Assessments in General; Inspection in Particular

My fingers have an urge to write but my heart wants to shut down.  So forgive me if this doesn’t flow very well.  I have no idea as to what is going to come out but I’m just letting my fingers on their own.  Rest assured I will attempt to engage my mind as well.

We’ve been focusing on head to toe assessments in nursing school for the last multiple weeks.  And we’ve been poking and prodding our patients in a very intrusive, bumbling sort of way.  So far the patients have all been very kind about the fact that they are the newbies’ guinea pigs.  I still feel bad for them though because who feels like having slow and tedious assessments done when probably a dozen medical staff have already assessed you in the last 12 hours.

All that aside, doing all this studying on physical assessments has had me thinking a lot about spiritual assessments.

There are four main aspects to an assessment of your patient:  inspection, auscultation, percussion, palpation.  We’ll take a look at inspection in this post.

Inspection:  With inspection you’re on the look-out for scars, pressure ulcers, swelling, discoloring, asymmetry, and just the general condition of the patient.  Initial inspection upon walking into the room can tell us a lot about the patient but it doesn’t disclose the deeper conditions present.  That is why with each step of the assessment we get a little more intrusive.

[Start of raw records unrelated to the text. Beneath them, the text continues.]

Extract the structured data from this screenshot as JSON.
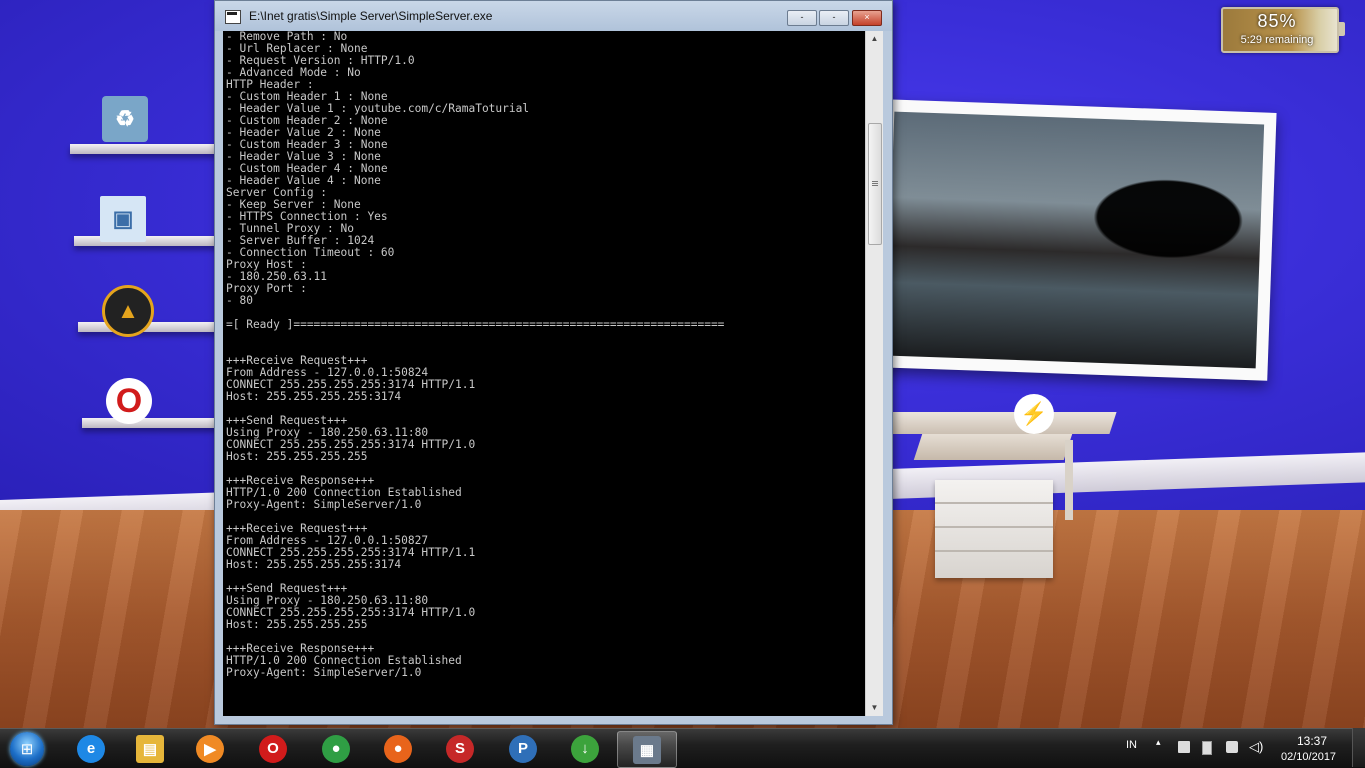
{
  "window": {
    "title": "E:\\Inet gratis\\Simple Server\\SimpleServer.exe",
    "minimize_label": "-",
    "maximize_label": "-",
    "close_label": "×"
  },
  "console": {
    "lines": [
      "- Remove Path : No",
      "- Url Replacer : None",
      "- Request Version : HTTP/1.0",
      "- Advanced Mode : No",
      "HTTP Header :",
      "- Custom Header 1 : None",
      "- Header Value 1 : youtube.com/c/RamaToturial",
      "- Custom Header 2 : None",
      "- Header Value 2 : None",
      "- Custom Header 3 : None",
      "- Header Value 3 : None",
      "- Custom Header 4 : None",
      "- Header Value 4 : None",
      "Server Config :",
      "- Keep Server : None",
      "- HTTPS Connection : Yes",
      "- Tunnel Proxy : No",
      "- Server Buffer : 1024",
      "- Connection Timeout : 60",
      "Proxy Host :",
      "- 180.250.63.11",
      "Proxy Port :",
      "- 80",
      "",
      "=[ Ready ]================================================================",
      "",
      "",
      "+++Receive Request+++",
      "From Address - 127.0.0.1:50824",
      "CONNECT 255.255.255.255:3174 HTTP/1.1",
      "Host: 255.255.255.255:3174",
      "",
      "+++Send Request+++",
      "Using Proxy - 180.250.63.11:80",
      "CONNECT 255.255.255.255:3174 HTTP/1.0",
      "Host: 255.255.255.255",
      "",
      "+++Receive Response+++",
      "HTTP/1.0 200 Connection Established",
      "Proxy-Agent: SimpleServer/1.0",
      "",
      "+++Receive Request+++",
      "From Address - 127.0.0.1:50827",
      "CONNECT 255.255.255.255:3174 HTTP/1.1",
      "Host: 255.255.255.255:3174",
      "",
      "+++Send Request+++",
      "Using Proxy - 180.250.63.11:80",
      "CONNECT 255.255.255.255:3174 HTTP/1.0",
      "Host: 255.255.255.255",
      "",
      "+++Receive Response+++",
      "HTTP/1.0 200 Connection Established",
      "Proxy-Agent: SimpleServer/1.0"
    ]
  },
  "battery": {
    "percent_label": "85%",
    "remaining_label": "5:29 remaining",
    "level": 0.85
  },
  "taskbar": {
    "items": [
      {
        "name": "taskbar-internet-explorer",
        "icon": "internet-explorer-icon",
        "glyph": "e",
        "color": "#1e88e5"
      },
      {
        "name": "taskbar-file-explorer",
        "icon": "folder-icon",
        "glyph": "▤",
        "color": "#e6b63a"
      },
      {
        "name": "taskbar-media-player",
        "icon": "media-player-icon",
        "glyph": "▶",
        "color": "#f08a24"
      },
      {
        "name": "taskbar-opera",
        "icon": "opera-icon",
        "glyph": "O",
        "color": "#d11b1b"
      },
      {
        "name": "taskbar-chrome",
        "icon": "chrome-icon",
        "glyph": "●",
        "color": "#2f9e44"
      },
      {
        "name": "taskbar-firefox",
        "icon": "firefox-icon",
        "glyph": "●",
        "color": "#e8641b"
      },
      {
        "name": "taskbar-simple-server",
        "icon": "simple-server-icon",
        "glyph": "S",
        "color": "#c62828"
      },
      {
        "name": "taskbar-network-app",
        "icon": "network-icon",
        "glyph": "P",
        "color": "#2f6fb8"
      },
      {
        "name": "taskbar-download-manager",
        "icon": "download-manager-icon",
        "glyph": "↓",
        "color": "#3ca33c"
      },
      {
        "name": "taskbar-console-window",
        "icon": "console-icon",
        "glyph": "▦",
        "color": "#6b7a8c"
      }
    ],
    "language": "IN",
    "time": "13:37",
    "date": "02/10/2017"
  },
  "desktop": {
    "icons": [
      {
        "name": "recycle-bin-icon",
        "glyph": "♻",
        "color": "#8fb8d8"
      },
      {
        "name": "control-panel-icon",
        "glyph": "▣",
        "color": "#d6e6f5"
      },
      {
        "name": "aimp-icon",
        "glyph": "▲",
        "color": "#e4a41d"
      },
      {
        "name": "opera-desktop-icon",
        "glyph": "O",
        "color": "#d11b1b"
      },
      {
        "name": "simple-server-desktop-icon",
        "glyph": "⚡",
        "color": "#d11b1b"
      }
    ]
  }
}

Close up inspection often gives away the presence of something internal.  And so it is with spiritual inspection.

We think we can successfully gussy up our outsides so that on initial inspection we look as though our hearts are in excellent condition before God.  But upon closer inspection, our veneer will eventually crack and the tell-tale signs of inner struggles will tip others off.  We humans are proud fools.  We don’t usually stop at just trying to fool others – we try our hardest to cover up and fool God.  People may pick up on the outward anomalies but they may not be able to put their finger on it right away, however, God is like the X-ray machine – He sees right through you at first glance.

Do I allow others to see my scars, my wounds, my pressures, my swelling, my discoloring, and my asymmetry?  If the answer is no – why?  Why do we as Christians fear to let our insecurities, our doubts, our spiritual deformities show?  People who admit their doubts and spiritual deformities and share the story behind their scars are far more effective in God’s kingdom than are those who act like they aren’t the wounded souls that all humankind essentially is.  Scars are not shameful.  If you, like me, struggle to believe that your wounds and scars are not something to be ashamed of, take a look at Jesus.  If He would be ashamed of His scars and wouldn’t have revealed them to us, for me the reality of what He went through would have less impact on my soul.  Those scars are testimony of His love for us – the unfathomable love that drove Him to suffer the worst imaginable horrors of suffering.  Same with us, I think that the more we are willing to bare our scarred souls and wounded hearts to others the greater the impact of God’s redeeming grace on the souls we are trying to reach.  So drop the mask of mastery in life and allow the wounded glory of your God-touched soul to shine the Gospel’s healing Light on those you meet along the way.

So far I’ve just been focusing on what we ourselves appear like upon others’ inspection of our lives.  But what about our inspection of others?  I guess my biggest question is…Do we inspect others through the eyes of Jesus?  Or do we inspect them with a harsh eye of judgment?  Do we allow the longing ache in others’ eyes to register in our hearts?  Or do we, in our selfish, hasty pursuits of life, quick glance away from their hurt, their empty looks and think to ourselves “if only those hurting souls could get help”?  What about the friend who says she’s fine but you see the contradiction in her eyes? (Let’s face it – we women are excellent cover-uppers.  Somehow we’ve imposed upon ourselves the need to be strong at all costs and bear the weight of the world on our shoulders alone.)  Do you glibly promise prayers for her and then fail to take time to hound the throne of heaven on her behalf?  Do you take the time to follow up with those who share their hearts with you?  Does your worldview consist of only you and the immediate circle of close friends in which you move?  Or do you see the loner on the street, in the coffee shop, in line behind you at the grocery store, sitting next to you in school, or how about the person next to you in the pew on Sunday?

I guess what I’m aiming for is this: humans naturally try to appear like they have it together because they fear the scorn of others.  In truth though, more often than not, we are struggling bravely in the throes of our wicked hearts’ battles and are secretly wishing that someone would see through our thin facade and hear our silent, desperate cries.

I’m challenging myself to learn the art of inspecting with the eyes of Jesus and recognizing the emotional scars and wounds of others without quickly averting my gaze so I don’t have to become personally involved.  The world around me is a kaleidoscope of hurts, fears, insecurities, disappointments, sorrow, loneliness, rejection, and desperation.  My job is to be on the look-out for opportunities to allow God to use my battered being to reach out to those souls with His hand of compassion and hope.